If it’s confidence when dealing with others, what I’m talking about here (for the purpose of this blog post) is confidence portrayed in a boastful, arrogant and conceited way.  Confidence at its purest form, at least in the way I’ve experienced it and seen it, is authentic (it feels super genuine, like it’s a part of that person).  It usually comes across as a person who is expressing in their body language, tone and choice of words certainty, affirmation in regards to their belief with no signs of belittlement towards others.  When I’ve seen it in its arrogant form (so to speak), it is quite different.

When someone acts with confidence, but isn’t; it comes across as a competitive dialogue or as a person who is talking in a way that expresses superiority (where they are superior to me or to those they’re talking to or about).  This type of confidence when encountered can tell you an entirely different story about the person you’re dealing with and that story is that this person is super insecure.
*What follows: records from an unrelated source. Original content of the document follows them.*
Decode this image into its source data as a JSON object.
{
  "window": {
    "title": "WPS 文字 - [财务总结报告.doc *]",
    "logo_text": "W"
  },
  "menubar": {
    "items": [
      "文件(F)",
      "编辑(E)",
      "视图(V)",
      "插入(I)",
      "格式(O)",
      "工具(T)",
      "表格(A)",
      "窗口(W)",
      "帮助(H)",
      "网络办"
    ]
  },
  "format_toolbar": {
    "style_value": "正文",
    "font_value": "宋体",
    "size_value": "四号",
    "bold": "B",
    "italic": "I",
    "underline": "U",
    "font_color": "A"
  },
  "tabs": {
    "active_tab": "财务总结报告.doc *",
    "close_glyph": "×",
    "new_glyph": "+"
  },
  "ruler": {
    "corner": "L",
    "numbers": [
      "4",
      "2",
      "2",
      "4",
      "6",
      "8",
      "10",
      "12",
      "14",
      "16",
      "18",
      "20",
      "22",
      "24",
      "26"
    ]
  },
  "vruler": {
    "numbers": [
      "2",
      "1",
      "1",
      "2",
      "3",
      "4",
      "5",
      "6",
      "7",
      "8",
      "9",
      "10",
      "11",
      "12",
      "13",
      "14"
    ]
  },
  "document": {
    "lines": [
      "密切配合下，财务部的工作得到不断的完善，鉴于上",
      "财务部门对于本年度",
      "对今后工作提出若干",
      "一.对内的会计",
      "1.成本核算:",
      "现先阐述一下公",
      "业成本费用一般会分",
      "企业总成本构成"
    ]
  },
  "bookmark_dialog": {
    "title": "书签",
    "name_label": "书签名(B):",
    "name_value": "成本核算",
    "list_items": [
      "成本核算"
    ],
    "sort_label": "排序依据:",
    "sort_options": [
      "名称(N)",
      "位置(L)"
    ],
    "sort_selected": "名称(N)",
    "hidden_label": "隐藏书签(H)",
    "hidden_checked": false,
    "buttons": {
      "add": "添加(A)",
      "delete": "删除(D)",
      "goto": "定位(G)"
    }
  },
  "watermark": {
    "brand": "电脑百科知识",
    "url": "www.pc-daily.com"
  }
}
Their confidence is merely a façade that gives them a false sense of security (and superiority, if I may add) that is a clear sign of them needing confirmation from the external (validation) that they are good at what they do or are doing the right things. When dealing with these types of individuals, it is quite hard to empathize or be nice to them, and think nicely or at least neutrally about them.  The reason is the belittlement component.  No one likes to be talked down to.  With awareness of this though, one can know that when dealing with someone who shows signs of arrogant confidence they are most likely quite insecure.  Their need to feel superior, which is shown through their behavior and how they talk, is a representation of this.

The next time you see someone who expresses themselves with an arrogant confidence, just remember that they are probably suffering with many doubts and insecurities.

 

How do you identify true confidence?